Looking beyond the typical port, Madeira and Sauternes, sommeliers in the know are looking further afield for more unique and atypical vintages. With the increase in technology and logistics making it financially more viable for winemakers to export, the UK is an obvious choice since most of the world’s wine writers and top restaurants are based here. In addition, London is one of the most accessible cities for luxury goods of which dessert wines tend to be.
The expense of fine dessert wines is caused by the challenge in production and incredibly low yields. Unlike table wine, many dessert wines and every ice wine harvest can only be produced in ideal years, which means they come at a higher cost than most table wines. For ice wine specifically, each frozen grape produces just a drop of liquid compared to table wine which produces 10 drops per grape. By volume alone you would anticipate ice wine to be at least 10x more expensive; however, it is typically only 4-5x – making it more cost effective based on level of investment and yield for a consumer.
The increased cost and the challenge of wine enthusiasts to ‘get behind’ ordering dessert wines makes it a challenge for not only the winemaker, but the sommeliers who are hoping to impress their clientele. Methods many sommeliers have been using to generate intrigue is to offer dessert wines at a lower margin by the glass in the hope that their love of discovery will see them ordering bottles the next time they make a reservation. Other sommeliers are gifting glasses to VIPs and including them as a menu recommendation with unique food pairings to spark interest.

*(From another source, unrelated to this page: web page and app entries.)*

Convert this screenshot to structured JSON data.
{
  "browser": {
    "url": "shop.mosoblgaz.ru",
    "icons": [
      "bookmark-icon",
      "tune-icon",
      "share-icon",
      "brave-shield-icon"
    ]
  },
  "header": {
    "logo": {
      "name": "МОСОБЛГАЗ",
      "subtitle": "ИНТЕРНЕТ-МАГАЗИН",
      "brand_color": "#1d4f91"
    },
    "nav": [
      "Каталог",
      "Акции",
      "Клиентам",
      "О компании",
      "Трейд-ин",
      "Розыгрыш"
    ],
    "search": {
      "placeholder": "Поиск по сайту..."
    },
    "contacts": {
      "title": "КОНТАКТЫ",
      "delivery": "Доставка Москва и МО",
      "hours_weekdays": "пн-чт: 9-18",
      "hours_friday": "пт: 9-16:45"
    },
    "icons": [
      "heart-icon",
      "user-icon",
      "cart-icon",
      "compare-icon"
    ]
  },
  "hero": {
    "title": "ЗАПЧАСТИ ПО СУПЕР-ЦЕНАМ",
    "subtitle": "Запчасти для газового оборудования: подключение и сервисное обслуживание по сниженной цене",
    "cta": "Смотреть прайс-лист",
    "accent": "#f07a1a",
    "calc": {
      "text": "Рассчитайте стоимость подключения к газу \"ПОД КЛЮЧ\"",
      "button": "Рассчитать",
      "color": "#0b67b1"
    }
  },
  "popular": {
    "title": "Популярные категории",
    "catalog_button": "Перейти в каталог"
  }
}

Those foodies in the UK are already aware that the finest in both ice and dessert wines have vibrant acidity to counterbalance the sugar, so they are not overly sweet. This new wine experience is what is missing from the UK’s current dining experience; but by 2019, restaurateurs and sommeliers anticipate an increase in replacing the boozy after-dinner cocktail or whiskey for the softer, more nuanced and complex experience that ice wine provides.